  • Gender - Women are more likely to develop IBS than men
  • Family history - If you have a first-degree relative with IBS, your risk increases

IBS Diagnosis

If you or a loved one experience unexplained symptoms such as diarrhea, rectal bleeding or abdominal pain, make an appointment with your doctor. There are many causes of stomach pain so it is important to receive an expert diagnosis from an experienced gastroenterologist.

Since it is difficult to diagnose IBS, doctors often work by the process of elimination. By ruling out other diseases, we can confirm a diagnosis of IBS. At The University of Vermont Medical Center, we use the following diagnostic procedures:

Rome Criteria

Researchers have developed a process to help doctors diagnose IBS. You must fit certain criteria and experience certain symptoms before we can diagnose you with IBS. The Rome criteria include:

  • Abdominal pain lasting at least 12 weeks.
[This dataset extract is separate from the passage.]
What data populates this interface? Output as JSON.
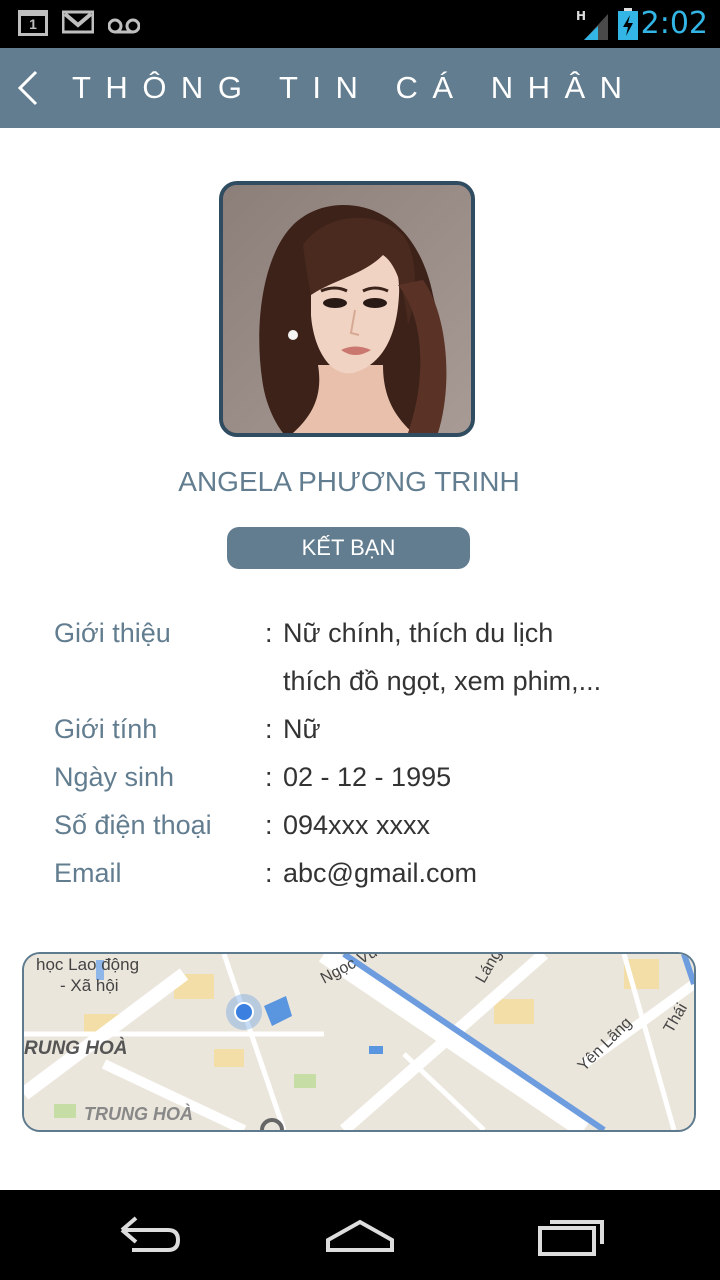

The weeks do not have to be consecutive.
  • You must have two or more of the following:
    • Change in the frequency or consistency of your stool
    • A feeling of straining or urgency, or a feeling that you can’t completely empty your bowels
    • Mucus in your stool
    • Bloating

Other Tests

Your doctor may recommend you undergo further testing to check for infection or to rule out other causes. These tests may include:

Treatments for IBS

There is no cure for IBS since the exact cause has not yet been identified. Treatment for this condition focuses on relieving your symptoms and improving your quality of life. Your specific course of treatment will depend on the severity of your symptoms. Treatment options include lifestyle changes, dietary changes & medication.

Lifestyle & Dietary Changes

For many patients, changing your diet and lifestyle can provide significant relief from IBS. It may take time for you to feel the effects of the changes, but the goal is to provide a long-term solution for your condition.

Steps you can take to manage IBS include:

  • Including more fiber in your diet, or a fiber supplement, to control constipation
  • Pay attention to "trigger foods," (foods that make your symptoms worse) and avoid them
  • Eliminate foods that cause gas
  • Eat smaller meals
  • Drink plenty of liquids, especially water
  • Exercise regularly
  • Over-the-counter anti-diarrheal medications

Medications for IBS

Depending on the severity of your IBS and your specific symptoms, we may prescribe different types of medication. Medication options include:

  • Anticholinergic medications - This medicine targets a part of the nervous system that is responsible for painful bowel spasms. (This is helpful for diarrhea but can worsen constipation.)
  • Antidepressants - Sometimes, depression can be a symptom of IBS. We may recommend an antidepressant, which can also help with pain and constipation.
  • Two medications developed specifically for IBS include:
    • Alosetron - usually prescribed for severe cases of IBS in women, when symptoms have not responded to other courses of treatment.
    • Lubiprostone - may be prescribed for IBS with constipation as it helps the stool pass through your system.